Genre: Christian Fiction
Publication Date: January 7, 2014
Publisher: Bethany House Publishers
Source: Received from Bethany House for review.
Synopsis: Finding himself the man of the family, London dancing master Alec Valcourt moves his mother and sister to remote Devonshire, hoping to start over. But he is stunned to learn the village matriarch has prohibited all dancing, for reasons buried deep in her past.
Alec finds an unlikely ally in the matriarch’s daughter. Though he’s initially wary of Julia Midwinter’s reckless flirtation, he comes to realize her bold exterior disguises a vulnerable soul–and hidden sorrows of her own.
Julia is quickly attracted to the handsome dancing master–a man her mother would never approve of–but she cannot imagine why Mr. Valcourt would leave London, or why he evades questions about his past. With Alec’s help, can Julia uncover old secrets and restore life to her somber village. . .and to her mother’s tattered heart?
Filled with mystery and romance, The Dancing Master brings to life the intriguing profession of those who taught essential social graces for ladies and gentlemen hoping to make a “good match” in Regency England.
Thoughts for the Author
Dear Mrs. Klassen,

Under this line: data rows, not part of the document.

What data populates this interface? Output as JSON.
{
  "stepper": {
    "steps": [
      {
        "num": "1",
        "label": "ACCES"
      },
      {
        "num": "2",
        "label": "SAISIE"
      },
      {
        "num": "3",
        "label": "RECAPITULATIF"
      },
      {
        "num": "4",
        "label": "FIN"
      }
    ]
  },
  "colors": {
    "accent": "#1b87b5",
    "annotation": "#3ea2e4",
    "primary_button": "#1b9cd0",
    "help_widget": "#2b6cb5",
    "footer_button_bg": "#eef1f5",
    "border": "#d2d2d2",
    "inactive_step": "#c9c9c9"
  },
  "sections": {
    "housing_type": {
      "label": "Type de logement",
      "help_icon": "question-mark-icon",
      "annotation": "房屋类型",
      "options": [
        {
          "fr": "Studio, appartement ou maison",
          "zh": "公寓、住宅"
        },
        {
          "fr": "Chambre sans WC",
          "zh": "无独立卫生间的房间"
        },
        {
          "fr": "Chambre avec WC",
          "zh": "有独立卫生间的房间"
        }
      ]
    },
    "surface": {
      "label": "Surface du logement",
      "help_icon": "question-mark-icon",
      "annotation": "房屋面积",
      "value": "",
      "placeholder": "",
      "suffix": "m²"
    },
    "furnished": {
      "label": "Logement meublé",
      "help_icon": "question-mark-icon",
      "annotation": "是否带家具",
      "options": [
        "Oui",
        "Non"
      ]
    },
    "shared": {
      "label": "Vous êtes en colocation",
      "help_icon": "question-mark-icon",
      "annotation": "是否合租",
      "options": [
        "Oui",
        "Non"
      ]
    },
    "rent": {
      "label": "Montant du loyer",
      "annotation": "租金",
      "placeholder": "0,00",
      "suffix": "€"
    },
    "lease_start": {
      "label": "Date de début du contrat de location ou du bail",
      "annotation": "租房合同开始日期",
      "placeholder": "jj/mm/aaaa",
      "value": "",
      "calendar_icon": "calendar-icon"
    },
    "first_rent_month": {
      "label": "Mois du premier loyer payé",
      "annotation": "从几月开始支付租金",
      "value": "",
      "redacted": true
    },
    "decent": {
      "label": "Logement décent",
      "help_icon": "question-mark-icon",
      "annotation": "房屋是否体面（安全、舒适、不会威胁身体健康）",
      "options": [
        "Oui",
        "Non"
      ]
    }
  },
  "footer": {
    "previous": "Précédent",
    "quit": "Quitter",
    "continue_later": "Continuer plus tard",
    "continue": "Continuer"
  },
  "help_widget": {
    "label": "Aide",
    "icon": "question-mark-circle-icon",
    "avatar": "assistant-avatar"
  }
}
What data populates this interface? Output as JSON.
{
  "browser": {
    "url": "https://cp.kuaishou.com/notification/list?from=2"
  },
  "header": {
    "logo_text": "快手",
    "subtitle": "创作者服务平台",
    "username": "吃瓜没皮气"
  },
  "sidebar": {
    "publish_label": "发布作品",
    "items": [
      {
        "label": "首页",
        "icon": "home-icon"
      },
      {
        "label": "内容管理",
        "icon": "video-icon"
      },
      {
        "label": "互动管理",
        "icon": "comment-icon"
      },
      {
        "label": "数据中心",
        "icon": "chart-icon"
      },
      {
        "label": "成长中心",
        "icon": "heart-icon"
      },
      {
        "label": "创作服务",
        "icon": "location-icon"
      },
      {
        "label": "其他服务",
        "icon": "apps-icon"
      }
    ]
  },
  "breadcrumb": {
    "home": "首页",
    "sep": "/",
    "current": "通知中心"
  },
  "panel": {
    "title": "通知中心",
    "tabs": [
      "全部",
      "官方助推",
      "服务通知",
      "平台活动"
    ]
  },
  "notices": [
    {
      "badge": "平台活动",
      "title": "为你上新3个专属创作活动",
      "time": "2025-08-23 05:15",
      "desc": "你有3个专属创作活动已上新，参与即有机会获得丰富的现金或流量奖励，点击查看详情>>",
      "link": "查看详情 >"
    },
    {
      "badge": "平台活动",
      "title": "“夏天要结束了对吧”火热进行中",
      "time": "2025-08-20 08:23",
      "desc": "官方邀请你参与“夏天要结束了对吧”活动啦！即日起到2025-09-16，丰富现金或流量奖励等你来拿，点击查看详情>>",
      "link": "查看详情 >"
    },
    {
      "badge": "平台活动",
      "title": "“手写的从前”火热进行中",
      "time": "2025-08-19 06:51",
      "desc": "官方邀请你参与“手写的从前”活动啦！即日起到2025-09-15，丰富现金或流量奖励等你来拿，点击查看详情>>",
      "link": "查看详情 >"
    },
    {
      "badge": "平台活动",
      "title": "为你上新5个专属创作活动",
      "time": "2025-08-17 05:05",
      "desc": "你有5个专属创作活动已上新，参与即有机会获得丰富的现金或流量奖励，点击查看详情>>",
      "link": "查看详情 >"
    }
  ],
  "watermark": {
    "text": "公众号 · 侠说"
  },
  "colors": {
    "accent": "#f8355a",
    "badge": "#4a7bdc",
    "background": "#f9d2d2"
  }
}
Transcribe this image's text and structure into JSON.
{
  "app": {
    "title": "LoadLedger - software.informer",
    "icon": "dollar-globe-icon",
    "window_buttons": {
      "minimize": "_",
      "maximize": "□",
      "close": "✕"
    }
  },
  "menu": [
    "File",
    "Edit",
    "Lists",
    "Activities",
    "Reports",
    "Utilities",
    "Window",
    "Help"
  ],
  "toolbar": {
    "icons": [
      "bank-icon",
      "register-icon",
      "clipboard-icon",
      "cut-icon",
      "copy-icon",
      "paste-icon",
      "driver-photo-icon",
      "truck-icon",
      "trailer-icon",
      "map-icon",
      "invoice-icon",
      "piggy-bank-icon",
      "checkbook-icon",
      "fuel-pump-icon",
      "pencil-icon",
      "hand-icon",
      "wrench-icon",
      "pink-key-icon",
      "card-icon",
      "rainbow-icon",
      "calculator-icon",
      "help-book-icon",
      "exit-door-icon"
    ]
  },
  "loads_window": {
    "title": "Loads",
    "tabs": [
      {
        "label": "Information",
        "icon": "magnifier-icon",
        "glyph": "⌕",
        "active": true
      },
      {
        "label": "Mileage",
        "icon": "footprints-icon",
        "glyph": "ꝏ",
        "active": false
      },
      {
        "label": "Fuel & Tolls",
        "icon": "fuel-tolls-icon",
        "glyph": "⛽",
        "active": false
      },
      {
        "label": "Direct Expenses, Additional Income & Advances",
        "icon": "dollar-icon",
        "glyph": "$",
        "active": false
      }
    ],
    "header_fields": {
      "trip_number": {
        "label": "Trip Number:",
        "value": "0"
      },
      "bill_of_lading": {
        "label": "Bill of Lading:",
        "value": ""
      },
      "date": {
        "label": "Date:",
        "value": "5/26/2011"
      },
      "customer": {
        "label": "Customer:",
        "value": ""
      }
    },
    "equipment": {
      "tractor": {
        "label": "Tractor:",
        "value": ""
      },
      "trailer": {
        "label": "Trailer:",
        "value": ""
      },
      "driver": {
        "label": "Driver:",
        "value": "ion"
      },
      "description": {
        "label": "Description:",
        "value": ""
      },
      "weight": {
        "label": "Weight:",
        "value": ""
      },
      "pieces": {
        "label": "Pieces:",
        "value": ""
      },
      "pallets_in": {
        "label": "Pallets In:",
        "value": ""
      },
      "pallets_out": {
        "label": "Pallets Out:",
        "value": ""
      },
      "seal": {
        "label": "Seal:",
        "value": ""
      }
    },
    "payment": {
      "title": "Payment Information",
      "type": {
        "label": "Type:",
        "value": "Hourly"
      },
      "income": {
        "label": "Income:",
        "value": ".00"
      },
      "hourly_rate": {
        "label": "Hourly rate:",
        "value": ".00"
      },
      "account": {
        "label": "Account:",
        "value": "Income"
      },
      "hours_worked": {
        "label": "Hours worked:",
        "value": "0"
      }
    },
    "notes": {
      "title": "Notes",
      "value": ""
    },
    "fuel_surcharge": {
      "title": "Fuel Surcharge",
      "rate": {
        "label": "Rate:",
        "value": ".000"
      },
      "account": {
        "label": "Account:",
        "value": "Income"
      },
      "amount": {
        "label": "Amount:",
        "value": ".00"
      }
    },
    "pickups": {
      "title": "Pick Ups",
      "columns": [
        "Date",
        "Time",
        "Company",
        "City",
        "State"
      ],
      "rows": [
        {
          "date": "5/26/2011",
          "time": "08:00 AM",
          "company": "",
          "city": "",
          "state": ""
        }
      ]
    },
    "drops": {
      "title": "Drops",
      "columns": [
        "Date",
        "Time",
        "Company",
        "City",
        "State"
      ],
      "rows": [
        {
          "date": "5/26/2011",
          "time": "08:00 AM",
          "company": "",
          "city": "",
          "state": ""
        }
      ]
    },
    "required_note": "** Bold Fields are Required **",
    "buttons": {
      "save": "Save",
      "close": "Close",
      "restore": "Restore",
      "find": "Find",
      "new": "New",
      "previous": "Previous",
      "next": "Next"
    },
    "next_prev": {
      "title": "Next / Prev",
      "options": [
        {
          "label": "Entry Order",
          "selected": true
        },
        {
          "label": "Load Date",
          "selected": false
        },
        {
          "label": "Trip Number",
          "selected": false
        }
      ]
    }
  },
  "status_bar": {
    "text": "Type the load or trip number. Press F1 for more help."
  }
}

Some books inspire me to write reviews, other books inspire me to design clothes off the characters, and even more books inspire me to just sit there at stare at my Kindle dumbly. The Dancing Master, however, is the only book (so far) that has ever led to me to write a letter, and to the author no less. I just wanted to mention how thrilled I was by your last book, The Tutor’s Daughter, and how eager I was to read this one when it came out. I’ve read all but one of your books, and out of those, only for two of them (including this one) have I ever given less than 5 stars. You’ll understand my surprise when I was granted an ARC by Bethany House Publishers. I recall that I started in on the book on almost the same day I downloaded it.
I think hope you’ll also understand my shock/unease when this book turned out to be very different from the others. For one, instead of the strong-minded fellows you usually included in your books, Alec was, well, he was a dancing master. Is there anything more I need to say. I liked him as a person; he was kind and considerate, cautious with young ladies who could take advantage of him, unafraid to take his place as “man of the house” and to defend the ones he loves, etc. But…he couldn’t fight. And he wasn’t as Christian as several of your other gentlemen. And – I know this is biased of me, so forgive me – he couldn’t fight. When the wrestling duo came upon him and could have kicked him to death, he lay there on the ground until an unknown man with a gun came to save him. Yes, Alec had wits and courage, and even some amazing fencing skills, but I must admit there’s just something so ruggedly handsome about hand-to-hand combat.
Now, about Julia. She was unlike any female heroines of yours I’ve ever known. All your heroines are vastly different, but they all fall easily in love and have a special gentleness to them. This may just be me, but I cannot say the same for Miss Midwinter. I recognized her vulnerability later on in the book, but overall she was too outspoken and none too gentle for my delicate sensibilites;) The extreme lengths of flirting she was prone to also didn’t help her cause. I completely grasp why Julia is all the things she is, but it still doesn’t make me love her. I liked her well enough in the second half of the book though, when she learned the truth – about her, Lady Amelia, and the reason dancing isn’t allowed in Devonshire – and became an overall better person. I fancy Alec saw that character buried within her from the very beginning, and that is the part of her he first fell in love with.
The pacing was a very troubling aspect of the novel for me. Usually I can easily finish your books within a day, but with this one, it took me from January 1st to the 10th. In the beginning, I’ll admit that I thought that you, one of the greatest christian romance writers, had lost your touch. But as I kept on reading, The Dancing Master first got tolerable, then intriguing, and finally downright pleasing. And I have to say, I loved your ending by the way. That was pure genius. I suppose the reason I didn’t appreciate the first few chapters was because there was lots of world-building, introductions to characters, and my favorite, possibilities of scandal. Then there were the first meetings and the first perceptions. It was only after that that I was able to fully enjoy the book. Not as much as many of the others, but still very much. I believe it takes a lot of effort to write a book like this, and for that, Mrs. Klassen, I must applaud you. I hope I don’t offend, but I feel it is imperative that I also laud everyone who kept reading past the boring starting chapters and made it to the true prize inside. Bravo!
After pouring all my thoughts out into this letter, I think that all I really wanted to do was to explain the uniqueness of this book compared to the previous few, as well as concede that I judged the novel too harshly at first. I just want to make sure it’s understood that while this wasn’t the easiest story to get into, after I did, I find that I can never regret reading this book (ignoring the fact it means I haven’t DNFed a book yet). I’m looking forward to reading The Apothecary’s Daughter some day, and hope fervently that your next book, if you grace us readers by writing one, will have a plot that starts off more quickly and contains, um, a more involved romance.
Your “always and forever” fan,